Items from an interface collection

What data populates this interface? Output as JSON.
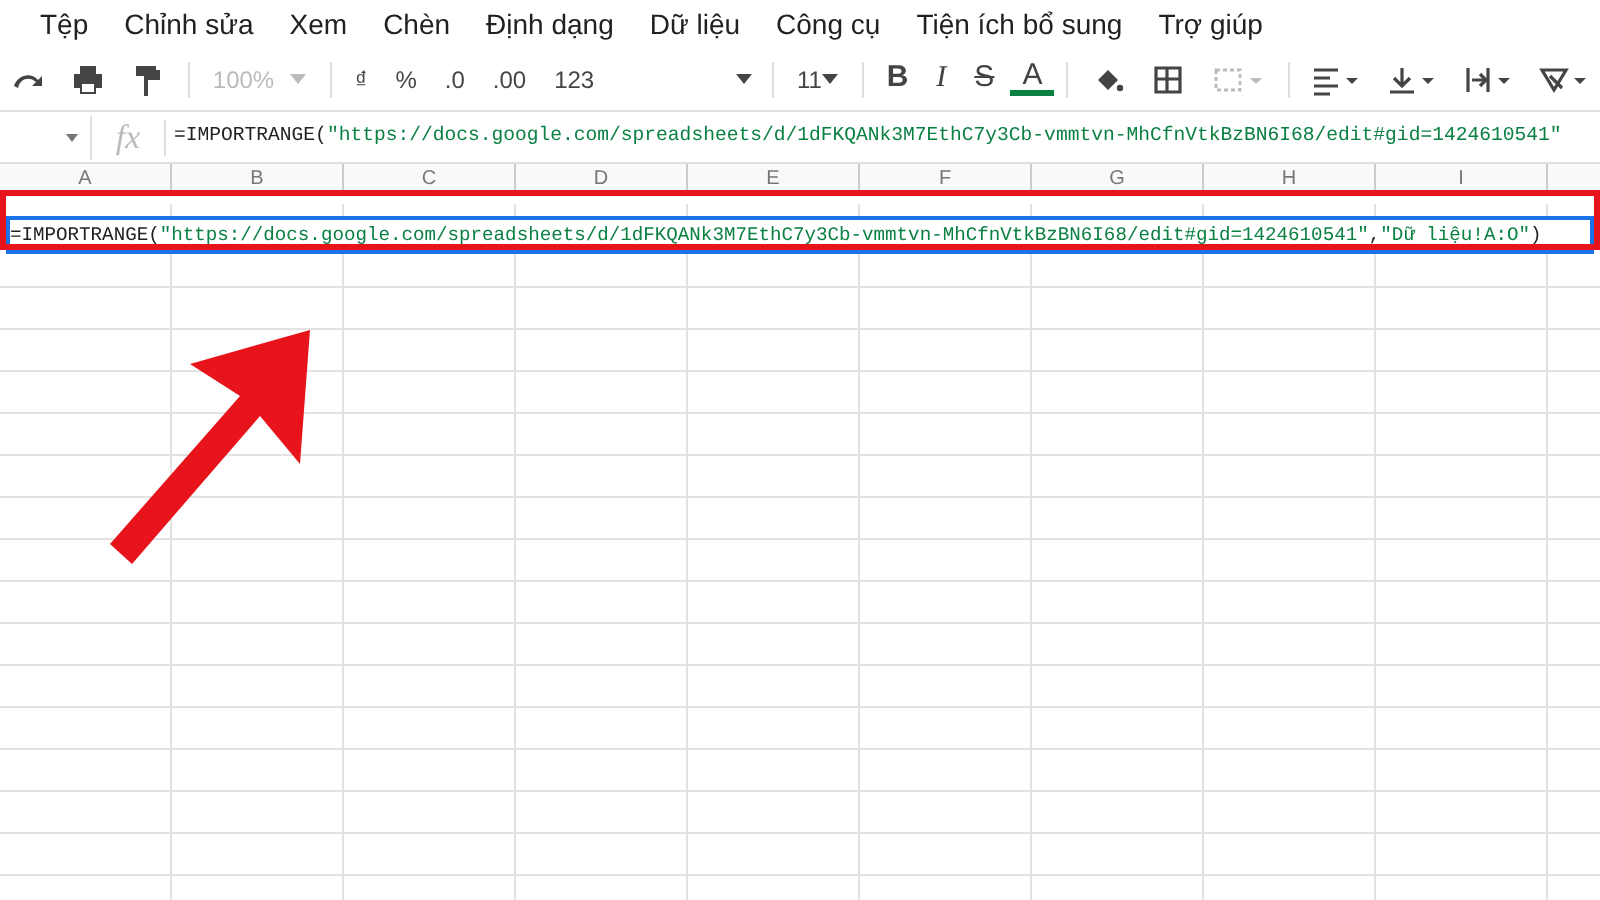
{
  "menu": [
    "Tệp",
    "Chỉnh sửa",
    "Xem",
    "Chèn",
    "Định dạng",
    "Dữ liệu",
    "Công cụ",
    "Tiện ích bổ sung",
    "Trợ giúp"
  ],
  "toolbar": {
    "zoom": {
      "text": "100%",
      "disabled": true
    },
    "number_formats": [
      "₫",
      "%",
      ".0",
      ".00",
      "123"
    ],
    "font_size": "11",
    "text_styles": [
      "B",
      "I",
      "S",
      "A"
    ]
  },
  "formula_bar": {
    "fx": "fx",
    "parts": [
      {
        "kind": "plain",
        "text": "=IMPORTRANGE("
      },
      {
        "kind": "string",
        "text": "\"https://docs.google.com/spreadsheets/d/1dFKQANk3M7EthC7y3Cb-vmmtvn-MhCfnVtkBzBN6I68/edit#gid=1424610541\""
      }
    ]
  },
  "columns": [
    "A",
    "B",
    "C",
    "D",
    "E",
    "F",
    "G",
    "H",
    "I"
  ],
  "cell_editor": {
    "parts": [
      {
        "kind": "plain",
        "text": "=IMPORTRANGE("
      },
      {
        "kind": "string",
        "text": "\"https://docs.google.com/spreadsheets/d/1dFKQANk3M7EthC7y3Cb-vmmtvn-MhCfnVtkBzBN6I68/edit#gid=1424610541\""
      },
      {
        "kind": "plain",
        "text": ","
      },
      {
        "kind": "string",
        "text": "\"Dữ liệu!A:O\""
      },
      {
        "kind": "plain",
        "text": ")"
      }
    ]
  }
}
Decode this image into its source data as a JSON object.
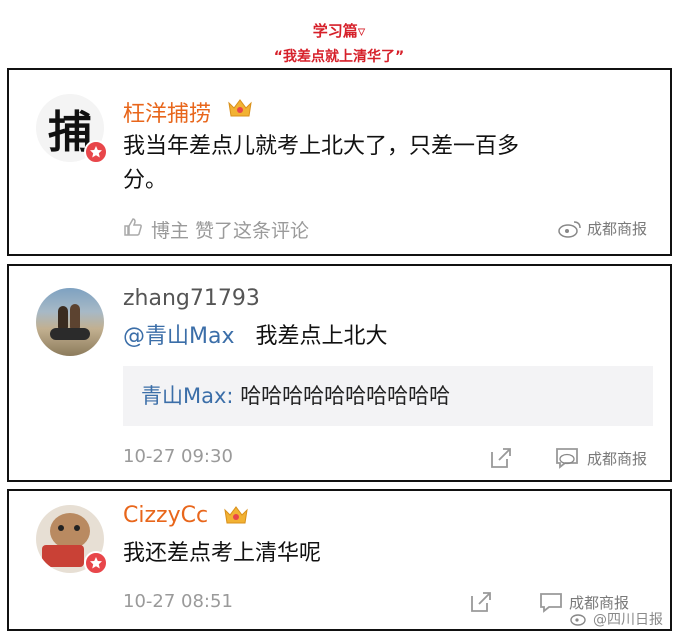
{
  "header": {
    "title": "学习篇▿",
    "subtitle": "“我差点就上清华了”"
  },
  "card1": {
    "avatar_text": "捕",
    "username": "枉洋捕捞",
    "comment_line1": "我当年差点儿就考上北大了，只差一百多",
    "comment_line2": "分。",
    "liked_by": "博主 赞了这条评论",
    "watermark": "成都商报"
  },
  "card2": {
    "username": "zhang71793",
    "mention": "@青山Max",
    "comment": "我差点上北大",
    "quote_name": "青山Max:",
    "quote_text": "哈哈哈哈哈哈哈哈哈哈",
    "timestamp": "10-27 09:30",
    "watermark": "成都商报"
  },
  "card3": {
    "username": "CizzyCc",
    "comment": "我还差点考上清华呢",
    "timestamp": "10-27 08:51",
    "watermark": "成都商报",
    "bottom_watermark": "@四川日报"
  },
  "colors": {
    "header": "#d6202a",
    "username_orange": "#e8661b",
    "mention_blue": "#3b6ea8",
    "meta_gray": "#9a9a9a",
    "verified_red": "#e8464a",
    "crown_gold": "#f2b233"
  },
  "icons": [
    "crown-icon",
    "verified-badge-icon",
    "like-icon",
    "share-icon",
    "comment-icon",
    "weibo-logo-icon"
  ]
}
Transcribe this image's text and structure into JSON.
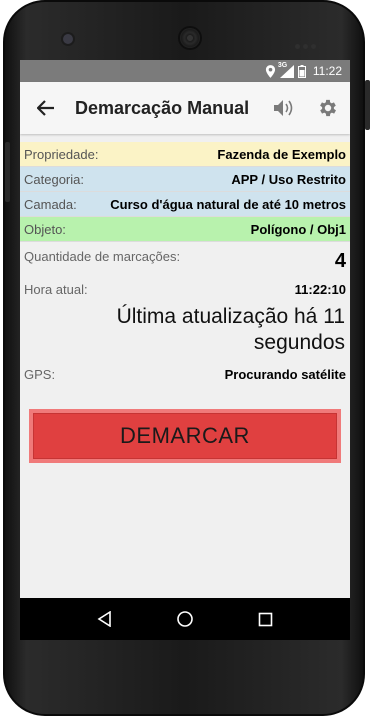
{
  "status_bar": {
    "network_type": "3G",
    "time": "11:22",
    "icons": [
      "location-icon",
      "signal-icon",
      "battery-icon"
    ]
  },
  "app_bar": {
    "title": "Demarcação Manual",
    "actions": [
      "volume-icon",
      "gear-icon"
    ]
  },
  "info_rows": {
    "propriedade": {
      "label": "Propriedade:",
      "value": "Fazenda de Exemplo",
      "color": "#fbf3c6"
    },
    "categoria": {
      "label": "Categoria:",
      "value": "APP / Uso Restrito",
      "color": "#cfe3ee"
    },
    "camada": {
      "label": "Camada:",
      "value": "Curso d'água natural de até 10 metros",
      "color": "#cfe3ee"
    },
    "objeto": {
      "label": "Objeto:",
      "value": "Polígono / Obj1",
      "color": "#b8f2ad"
    }
  },
  "quantidade": {
    "label": "Quantidade de marcações:",
    "value": "4"
  },
  "hora": {
    "label": "Hora atual:",
    "value": "11:22:10"
  },
  "last_update": "Última atualização há 11 segundos",
  "gps": {
    "label": "GPS:",
    "value": "Procurando satélite"
  },
  "demarcar_button": {
    "label": "DEMARCAR",
    "color": "#e04040"
  },
  "nav_bar": [
    "back-triangle-icon",
    "home-circle-icon",
    "recents-square-icon"
  ]
}
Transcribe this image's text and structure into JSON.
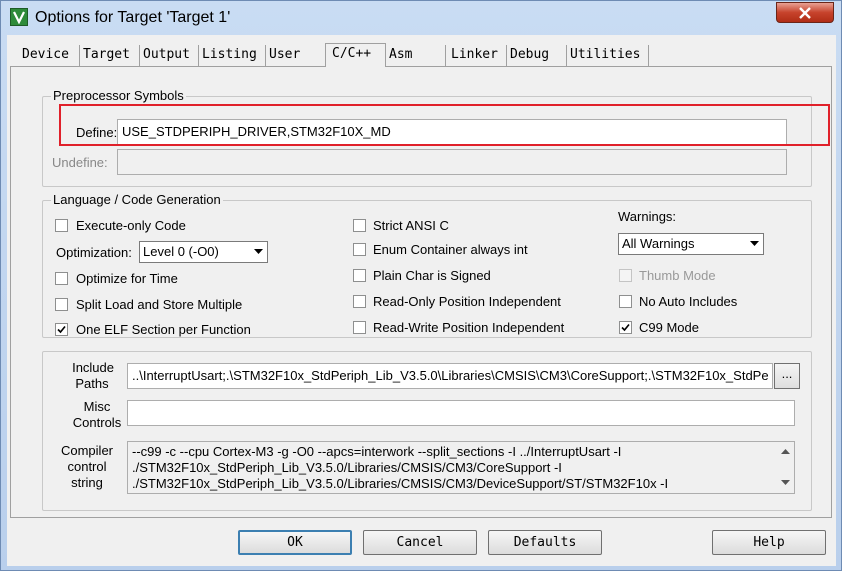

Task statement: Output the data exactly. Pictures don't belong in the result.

Output below:
What data populates this interface? Output as JSON.
{
  "menu": [
    "Tệp",
    "Chỉnh sửa",
    "Xem",
    "Chèn",
    "Định dạng",
    "Dữ liệu",
    "Công cụ",
    "Tiện ích bổ sung",
    "Trợ giúp"
  ],
  "toolbar": {
    "zoom": {
      "text": "100%",
      "disabled": true
    },
    "number_formats": [
      "₫",
      "%",
      ".0",
      ".00",
      "123"
    ],
    "font_size": "11",
    "text_styles": [
      "B",
      "I",
      "S",
      "A"
    ]
  },
  "formula_bar": {
    "fx": "fx",
    "parts": [
      {
        "kind": "plain",
        "text": "=IMPORTRANGE("
      },
      {
        "kind": "string",
        "text": "\"https://docs.google.com/spreadsheets/d/1dFKQANk3M7EthC7y3Cb-vmmtvn-MhCfnVtkBzBN6I68/edit#gid=1424610541\""
      }
    ]
  },
  "columns": [
    "A",
    "B",
    "C",
    "D",
    "E",
    "F",
    "G",
    "H",
    "I"
  ],
  "cell_editor": {
    "parts": [
      {
        "kind": "plain",
        "text": "=IMPORTRANGE("
      },
      {
        "kind": "string",
        "text": "\"https://docs.google.com/spreadsheets/d/1dFKQANk3M7EthC7y3Cb-vmmtvn-MhCfnVtkBzBN6I68/edit#gid=1424610541\""
      },
      {
        "kind": "plain",
        "text": ","
      },
      {
        "kind": "string",
        "text": "\"Dữ liệu!A:O\""
      },
      {
        "kind": "plain",
        "text": ")"
      }
    ]
  }
}
Decode this image into its source data as a JSON object.
{
  "header": {
    "title": "学习篇▿",
    "subtitle": "“我差点就上清华了”"
  },
  "card1": {
    "avatar_text": "捕",
    "username": "枉洋捕捞",
    "comment_line1": "我当年差点儿就考上北大了，只差一百多",
    "comment_line2": "分。",
    "liked_by": "博主 赞了这条评论",
    "watermark": "成都商报"
  },
  "card2": {
    "username": "zhang71793",
    "mention": "@青山Max",
    "comment": "我差点上北大",
    "quote_name": "青山Max:",
    "quote_text": "哈哈哈哈哈哈哈哈哈哈",
    "timestamp": "10-27 09:30",
    "watermark": "成都商报"
  },
  "card3": {
    "username": "CizzyCc",
    "comment": "我还差点考上清华呢",
    "timestamp": "10-27 08:51",
    "watermark": "成都商报",
    "bottom_watermark": "@四川日报"
  },
  "colors": {
    "header": "#d6202a",
    "username_orange": "#e8661b",
    "mention_blue": "#3b6ea8",
    "meta_gray": "#9a9a9a",
    "verified_red": "#e8464a",
    "crown_gold": "#f2b233"
  },
  "icons": [
    "crown-icon",
    "verified-badge-icon",
    "like-icon",
    "share-icon",
    "comment-icon",
    "weibo-logo-icon"
  ]
}
Transcribe this image's text and structure into JSON.
{
  "status_bar": {
    "network_type": "3G",
    "time": "11:22",
    "icons": [
      "location-icon",
      "signal-icon",
      "battery-icon"
    ]
  },
  "app_bar": {
    "title": "Demarcação Manual",
    "actions": [
      "volume-icon",
      "gear-icon"
    ]
  },
  "info_rows": {
    "propriedade": {
      "label": "Propriedade:",
      "value": "Fazenda de Exemplo",
      "color": "#fbf3c6"
    },
    "categoria": {
      "label": "Categoria:",
      "value": "APP / Uso Restrito",
      "color": "#cfe3ee"
    },
    "camada": {
      "label": "Camada:",
      "value": "Curso d'água natural de até 10 metros",
      "color": "#cfe3ee"
    },
    "objeto": {
      "label": "Objeto:",
      "value": "Polígono / Obj1",
      "color": "#b8f2ad"
    }
  },
  "quantidade": {
    "label": "Quantidade de marcações:",
    "value": "4"
  },
  "hora": {
    "label": "Hora atual:",
    "value": "11:22:10"
  },
  "last_update": "Última atualização há 11 segundos",
  "gps": {
    "label": "GPS:",
    "value": "Procurando satélite"
  },
  "demarcar_button": {
    "label": "DEMARCAR",
    "color": "#e04040"
  },
  "nav_bar": [
    "back-triangle-icon",
    "home-circle-icon",
    "recents-square-icon"
  ]
}
Transcribe this image's text and structure into JSON.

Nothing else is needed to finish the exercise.